Herschel’s garden, from where he found the planet Uranus. Credit: Will Gater
Yesterday I paid a visit to the former home of one of my all time astronomy heroes. Number 19, New King Street in Bath was the home of Sir William Herschel, one of the greatest astronomers this country, and indeed the world, has ever seen. Today the house is a museum, celebrating Herschel’s great achievements, as well as those of his sister Caroline, who herself was a prolific comet hunter and accomplished astronomer.
One of the prisms Herschel used to study infrared radiation. Credit: Will Gater
William is undoubtedly most famous for his discoveries of Uranus and infrared radiation. But he and Caroline were also pioneers of the technique of ‘survey astronomy’. It’s a method that today’s professional astronomers use to study large swathes the sky, looking for objects like asteroids, supernovae, and interesting galaxies. With the telescopes of his day however, William surveyed the sky looking for nebulae and star clusters. His ‘Catalogue of Nebulae’ went on to form the basis of John Dreyer’s famous ‘New General Catalogue’, which astronomers, both amateur and professional, still use today.
The Herschel Museum is full of artefacts from the Herschels’ lives including family letters, notes, many pieces of William’s telescopes and the tools he used to make them. Of all the pieces in the museum, there was one that really caught my eye.
If I’ve understood it correctly, it’s a letter (right) from Caroline Herschel to another astronomer, requesting him to follow-up on her observations of what she suspects to be a comet. What I loved about this letter was how it showed that, in some ways at least, astronomy hasn’t changed after all these years. Even the pros today, using the largest telescopes in the world, still benefit from such collaborations with other astronomers. Now of course it’s an email, or a submission to use time on a big scope, rather than a hand written letter – but the meaning is just the same.

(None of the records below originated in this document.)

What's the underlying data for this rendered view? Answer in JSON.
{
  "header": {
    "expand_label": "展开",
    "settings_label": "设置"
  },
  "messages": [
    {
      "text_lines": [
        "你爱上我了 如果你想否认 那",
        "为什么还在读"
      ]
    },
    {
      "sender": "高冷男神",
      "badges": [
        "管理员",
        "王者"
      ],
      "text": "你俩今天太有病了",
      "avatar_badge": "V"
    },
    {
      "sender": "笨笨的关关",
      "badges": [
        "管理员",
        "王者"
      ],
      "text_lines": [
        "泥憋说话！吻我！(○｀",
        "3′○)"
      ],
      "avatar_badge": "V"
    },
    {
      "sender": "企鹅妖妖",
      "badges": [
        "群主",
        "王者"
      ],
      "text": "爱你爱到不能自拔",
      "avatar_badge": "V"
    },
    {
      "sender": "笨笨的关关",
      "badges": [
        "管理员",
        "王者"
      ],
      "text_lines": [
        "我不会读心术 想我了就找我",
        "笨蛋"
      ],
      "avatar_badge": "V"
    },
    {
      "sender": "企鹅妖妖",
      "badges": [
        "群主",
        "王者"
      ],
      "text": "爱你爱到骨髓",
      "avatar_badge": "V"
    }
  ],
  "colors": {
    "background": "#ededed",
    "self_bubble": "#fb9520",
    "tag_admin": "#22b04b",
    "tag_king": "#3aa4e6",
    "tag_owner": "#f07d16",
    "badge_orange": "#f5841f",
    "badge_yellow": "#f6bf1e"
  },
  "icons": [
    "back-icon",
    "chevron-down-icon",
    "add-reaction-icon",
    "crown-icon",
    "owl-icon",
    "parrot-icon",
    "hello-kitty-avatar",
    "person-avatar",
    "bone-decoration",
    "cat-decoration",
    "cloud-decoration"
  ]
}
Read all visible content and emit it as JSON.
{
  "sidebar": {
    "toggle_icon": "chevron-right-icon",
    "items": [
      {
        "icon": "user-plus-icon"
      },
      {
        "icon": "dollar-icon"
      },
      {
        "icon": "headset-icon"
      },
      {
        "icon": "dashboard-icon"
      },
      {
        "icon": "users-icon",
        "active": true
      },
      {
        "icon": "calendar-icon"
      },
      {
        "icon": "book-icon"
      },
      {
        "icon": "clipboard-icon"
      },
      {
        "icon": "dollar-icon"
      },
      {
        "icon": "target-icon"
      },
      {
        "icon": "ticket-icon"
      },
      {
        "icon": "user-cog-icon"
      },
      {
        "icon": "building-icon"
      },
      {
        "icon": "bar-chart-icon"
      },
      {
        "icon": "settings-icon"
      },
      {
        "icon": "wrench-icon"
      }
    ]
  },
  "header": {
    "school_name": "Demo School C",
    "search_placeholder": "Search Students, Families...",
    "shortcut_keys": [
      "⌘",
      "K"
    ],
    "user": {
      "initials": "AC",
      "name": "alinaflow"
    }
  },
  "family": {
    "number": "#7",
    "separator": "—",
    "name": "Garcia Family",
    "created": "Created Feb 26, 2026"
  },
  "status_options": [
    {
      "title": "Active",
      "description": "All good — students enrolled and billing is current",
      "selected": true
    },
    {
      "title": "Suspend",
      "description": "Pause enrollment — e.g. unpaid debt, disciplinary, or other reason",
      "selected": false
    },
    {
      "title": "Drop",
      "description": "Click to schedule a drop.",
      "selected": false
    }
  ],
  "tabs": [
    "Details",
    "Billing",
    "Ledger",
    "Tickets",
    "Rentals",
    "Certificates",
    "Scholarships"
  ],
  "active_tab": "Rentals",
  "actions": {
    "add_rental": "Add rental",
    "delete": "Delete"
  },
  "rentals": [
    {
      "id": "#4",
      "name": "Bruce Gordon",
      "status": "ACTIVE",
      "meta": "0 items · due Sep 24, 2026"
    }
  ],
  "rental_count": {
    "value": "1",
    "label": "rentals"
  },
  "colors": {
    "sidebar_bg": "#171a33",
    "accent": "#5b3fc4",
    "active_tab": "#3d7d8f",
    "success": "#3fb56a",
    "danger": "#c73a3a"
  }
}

Above right: Caroline’s letter to a fellow astronomer, on display. Credit: Will Gater
You can find out more about the Herschel Museum here and I’ve embedded a short PBS documentary on the Herschels below.